AP Environmental Science
20 January 2015
Human Ecological Footprint and Sustainability of the Earth
Nowadays, the human society thrives and prospers on the usage of Earth’s finite stock of nonrenewable resources (Rauch 2014). Although the current model of the human society does provide individuals a relatively comfortable lifestyle, such practice of resource consumption is not sustainable in the long run. Human’s increasing ecological footprint is directly damaging the sustainability of the Earth and affecting the wellbeing of future generations. Human’s rapid population growth, reliance on nonrenewable resources such as fossil fuel, and wasteful usage of slowly replenishing resource like water and soil all contribute to the depletion of the Earth.
Rapid population growth further increases human’s already unsustainable ecological footprint. Today, humanity uses the equivalent of one and a half planets to provide the resources needed to support the entire population (Global Footprint Network 2014). However, if the human population size continues to grow at an exponential rate, human would eventually run out of available resources. Humans have already entered a stage of ecological overshoot as the rate at which resources are being used exceeds the rate at which wastes can be recycled, by either artificial or natural means, back into usable resources (Global Footprint Network 2014). A larger population does nothing but puts more stress on the amount of resource available to humans as a whole. Although efforts in population control have significantly slowed down population growth in certain regions of the world, population growth in many lessdeveloped countries is still

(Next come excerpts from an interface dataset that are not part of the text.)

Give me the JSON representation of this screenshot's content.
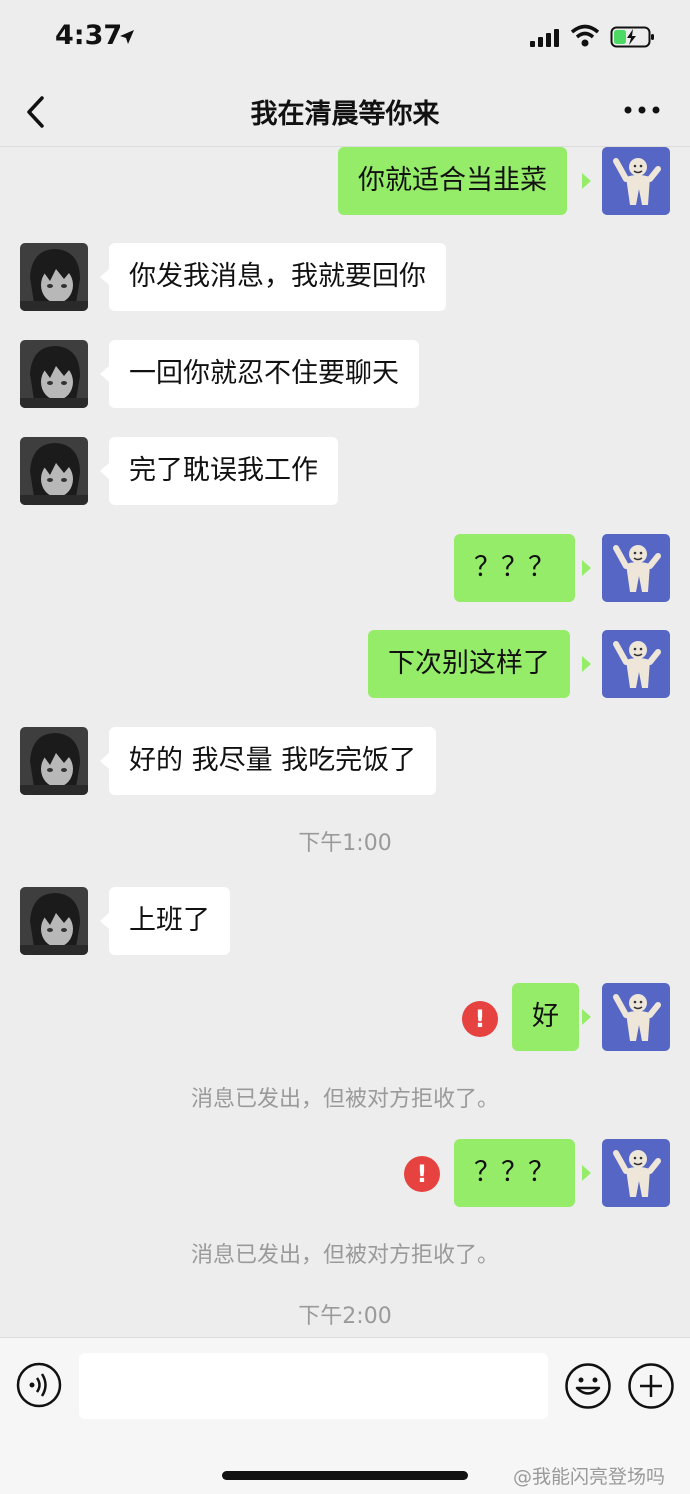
{
  "status": {
    "time": "4:37"
  },
  "header": {
    "title": "我在清晨等你来",
    "back_icon": "chevron-left-icon",
    "more_icon": "more-dots-icon"
  },
  "messages": [
    {
      "side": "out",
      "text": "你就适合当韭菜"
    },
    {
      "side": "in",
      "text": "你发我消息，我就要回你"
    },
    {
      "side": "in",
      "text": "一回你就忍不住要聊天"
    },
    {
      "side": "in",
      "text": "完了耽误我工作"
    },
    {
      "side": "out",
      "text": "？？？"
    },
    {
      "side": "out",
      "text": "下次别这样了"
    },
    {
      "side": "in",
      "text": "好的 我尽量 我吃完饭了"
    },
    {
      "side": "in",
      "text": "上班了"
    },
    {
      "side": "out",
      "text": "好",
      "failed": true
    },
    {
      "side": "out",
      "text": "？？？",
      "failed": true
    }
  ],
  "timestamps": [
    "下午1:00",
    "下午2:00"
  ],
  "system_notices": [
    "消息已发出，但被对方拒收了。",
    "消息已发出，但被对方拒收了。"
  ],
  "input": {
    "placeholder": ""
  },
  "watermark": "@我能闪亮登场吗",
  "colors": {
    "background": "#ededed",
    "outgoing_bubble": "#95ec69",
    "incoming_bubble": "#ffffff",
    "error": "#e64340"
  }
}
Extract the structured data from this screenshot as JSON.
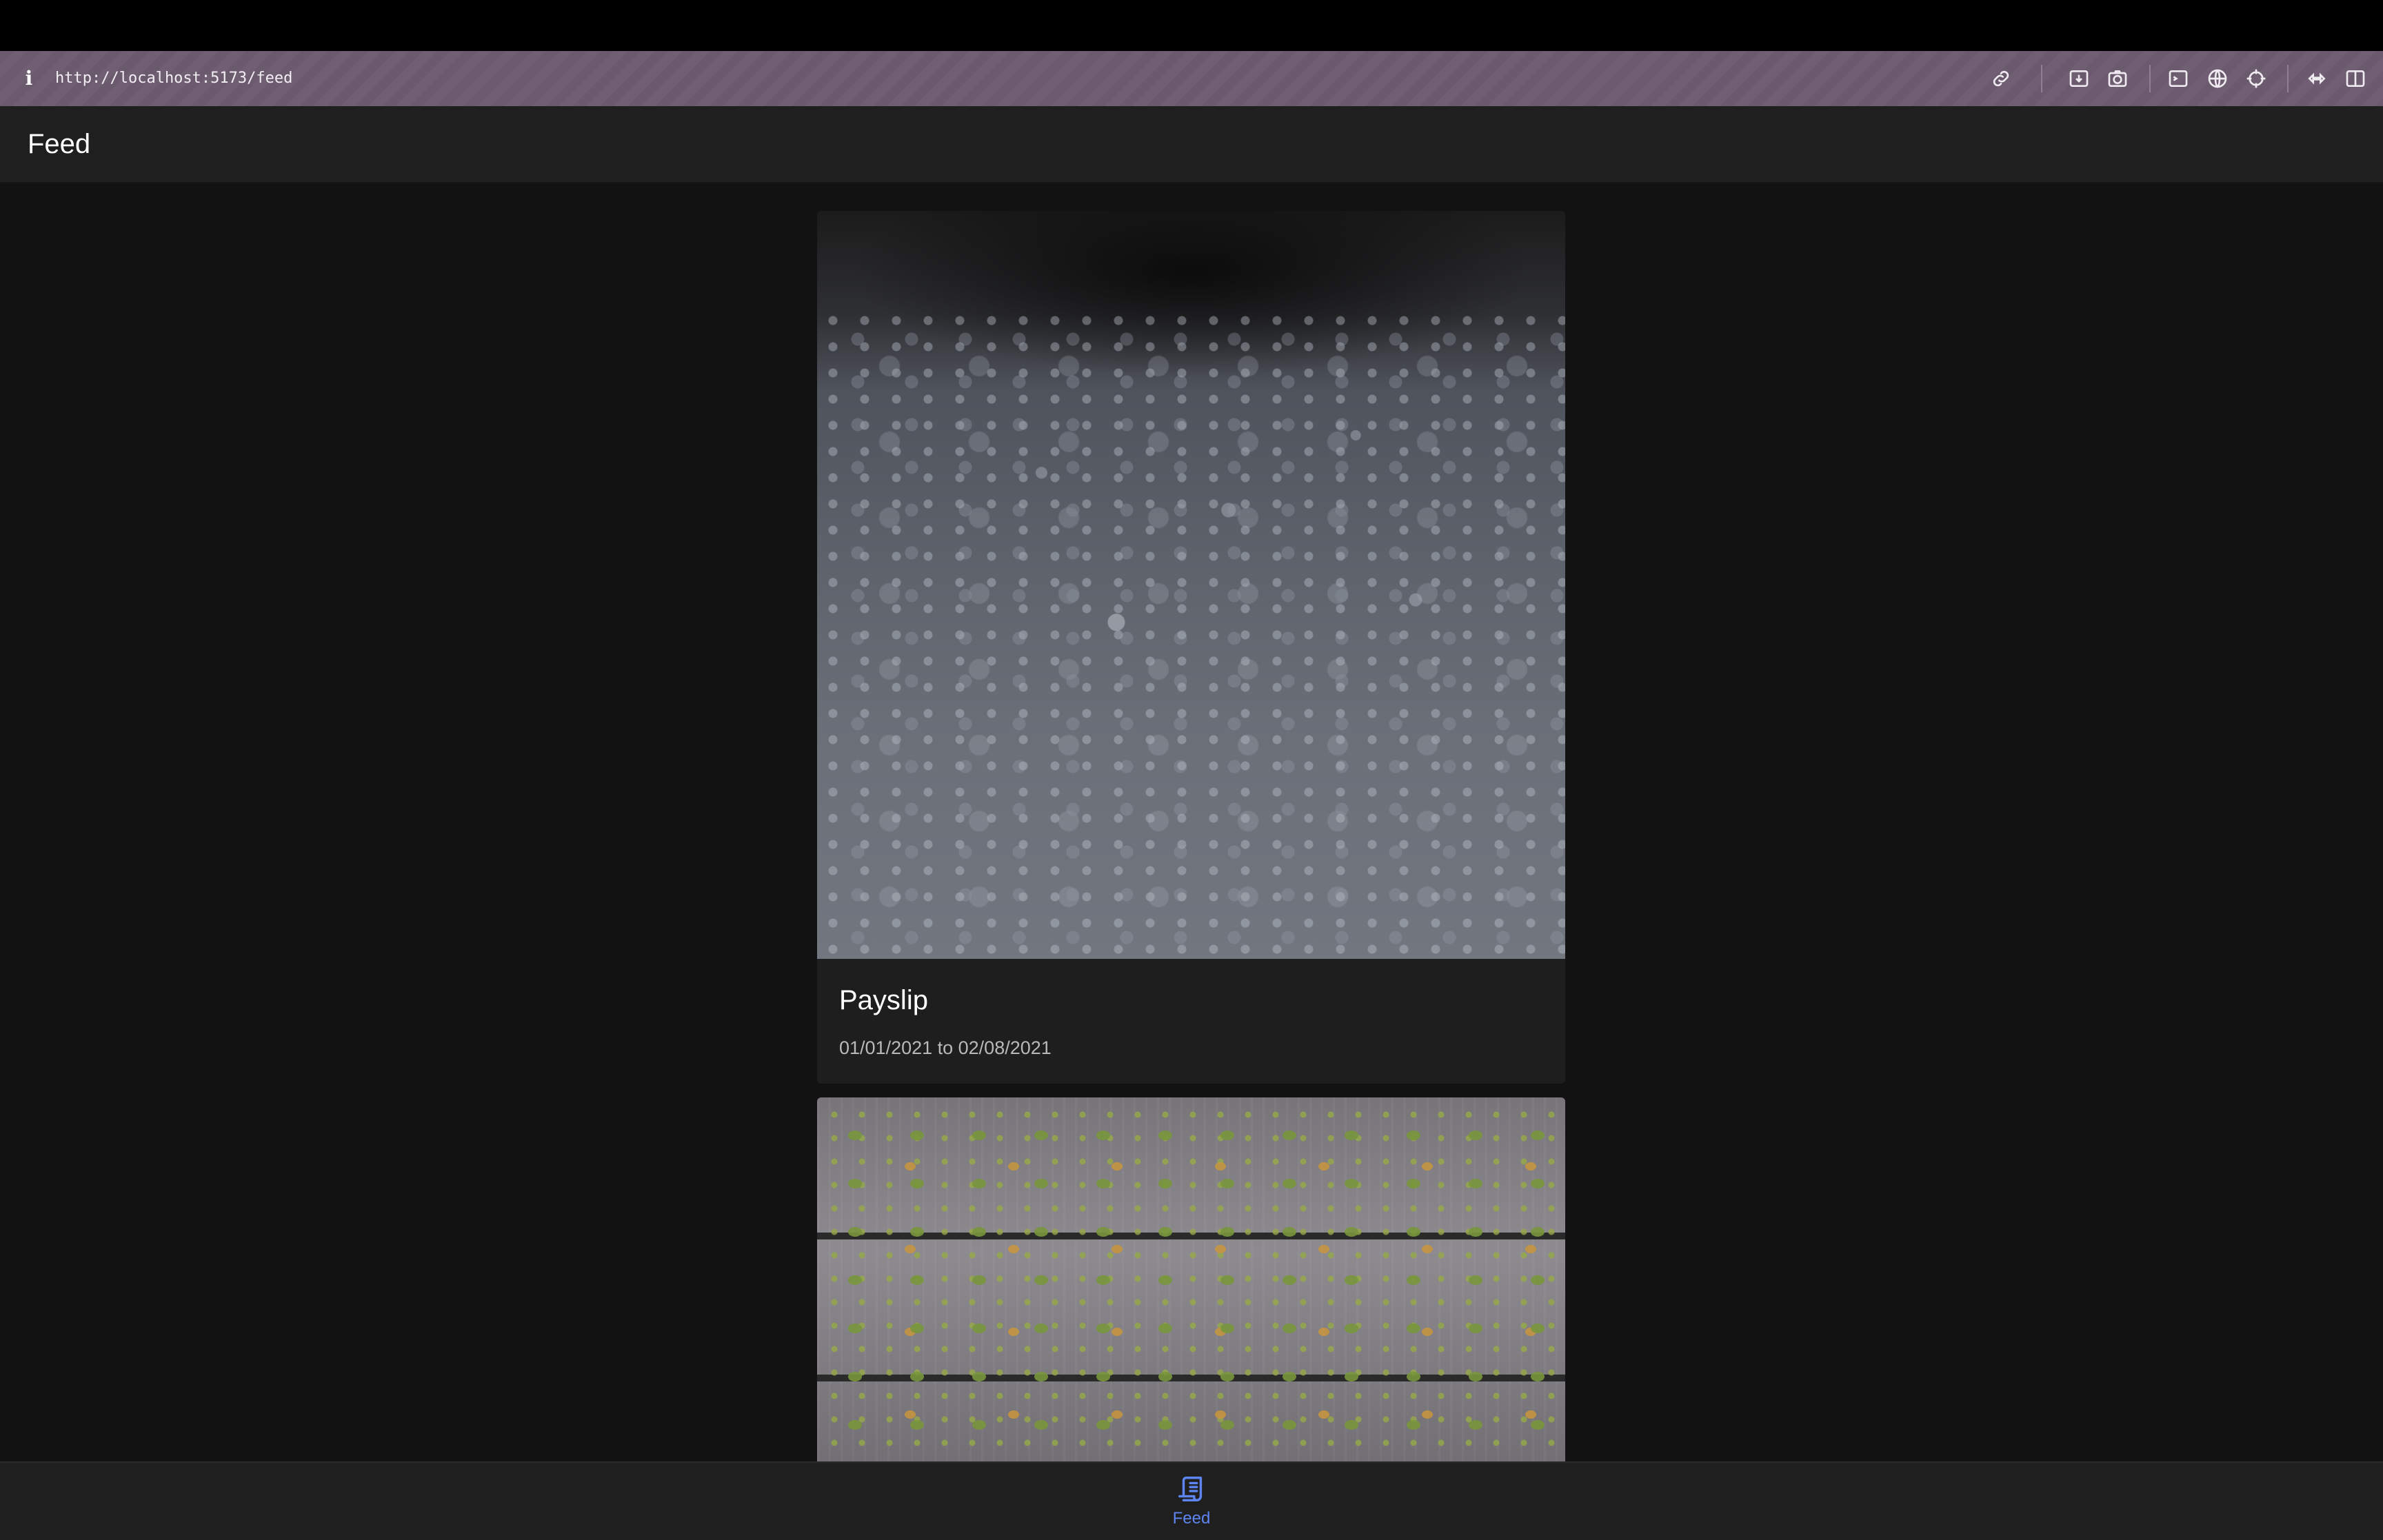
{
  "browser": {
    "url": "http://localhost:5173/feed",
    "icons": [
      "info-icon",
      "link-icon",
      "download-icon",
      "camera-icon",
      "terminal-icon",
      "globe-icon",
      "crosshair-icon",
      "extension-icon",
      "sidebar-icon"
    ]
  },
  "header": {
    "title": "Feed"
  },
  "feed": {
    "items": [
      {
        "title": "Payslip",
        "date_range": "01/01/2021 to 02/08/2021",
        "image": "water-droplets-photo"
      },
      {
        "title": "",
        "date_range": "",
        "image": "wooden-deck-leaves-photo"
      }
    ]
  },
  "bottom_nav": {
    "items": [
      {
        "label": "Feed",
        "icon": "feed-icon",
        "active": true
      }
    ],
    "active_color": "#5d84f0"
  },
  "colors": {
    "browser_bar": "#6b5a6e",
    "background": "#121212",
    "surface": "#1e1e1e"
  }
}
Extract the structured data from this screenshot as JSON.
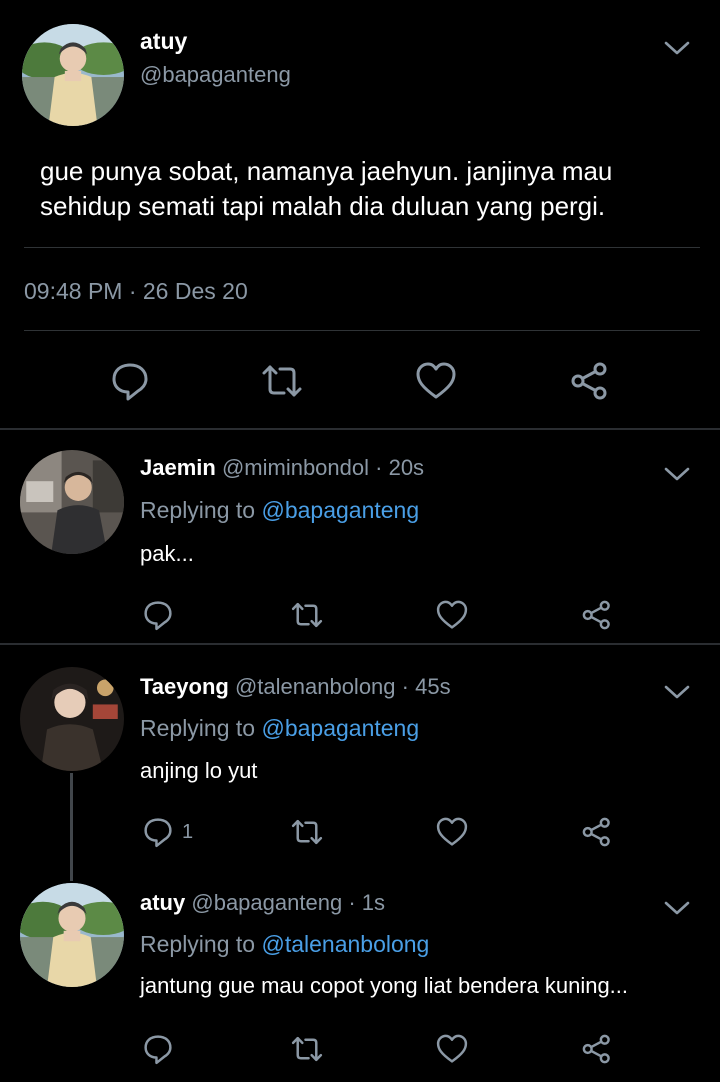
{
  "main_tweet": {
    "name": "atuy",
    "handle": "@bapaganteng",
    "text": "gue punya sobat, namanya jaehyun. janjinya mau sehidup semati tapi malah dia duluan yang pergi.",
    "timestamp": "09:48 PM · 26 Des 20",
    "avatar_icon": "avatar-photo-icon",
    "actions": [
      "reply-icon",
      "retweet-icon",
      "like-icon",
      "share-icon"
    ]
  },
  "replies": [
    {
      "name": "Jaemin",
      "handle": "@miminbondol",
      "time": "· 20s",
      "replying_prefix": "Replying to",
      "replying_to": "@bapaganteng",
      "text": "pak...",
      "reply_count": ""
    },
    {
      "name": "Taeyong",
      "handle": "@talenanbolong",
      "time": "· 45s",
      "replying_prefix": "Replying to",
      "replying_to": "@bapaganteng",
      "text": "anjing lo yut",
      "reply_count": "1"
    },
    {
      "name": "atuy",
      "handle": "@bapaganteng",
      "time": "· 1s",
      "replying_prefix": "Replying to",
      "replying_to": "@talenanbolong",
      "text": "jantung gue mau copot yong liat bendera kuning...",
      "reply_count": ""
    }
  ],
  "colors": {
    "background": "#000000",
    "secondary_text": "#8b98a5",
    "link": "#4a9fe6",
    "divider": "#2f3336"
  }
}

unsustainable. As human population grows even larger, the demand for resources will continue to increase and results in even greater ecological footprint that threatens the Earth’s and its inhabitants’ ability to flourish.
The fact that the human society is constructed based on environmentpolluting fossil fuels also explains the growing ecological footprint. In a typical human community, economy, society and environment are viewed as three separate, unrelated parts that function on their own
(Sustainable Measure 2010). Even though through education, people now have a generally better understanding of the relationship between these three building blocks of humanity, many human practices still resemble the traditional view of community. Governments still provide subsidies to ecologically degrading industries, especially the oil business, for the money and employment opportunities these industries generate. Countries with the biggest ecological footprints also tend to have the highest consumption of oil (National Geographic 2014). Structuring a community using an unsustainable social model may be economically successful, but in reality, the damages done to the environment will ultimately deplete the resources that these communities depend on.
In addition, by the time resources become too scarce for human demands, the economy would also be struck with serious problems. Focusing on only the shortterm benefits and overlooking the longterm impacts of our current social structure already have and will result in more irreversible changes in the Earth’s livesupport system.
Furthermore, human’s wasteful usage of slowly replenishing resources such as water and soil puts a strain on the Earth’s biocapacity, or the planet’s biologically productive land areas
(Global Footprint Network 2014). The nation of Denmark has to import a large amount of grains because its cropland cannot yield sufficient amount of food for the entire population (National
Geographic 2014). As human lives depend on the products of agriculture, the protection of arable land becomes an important issue. However, soil is being constantly degraded as modern farming practices reduces the soil’s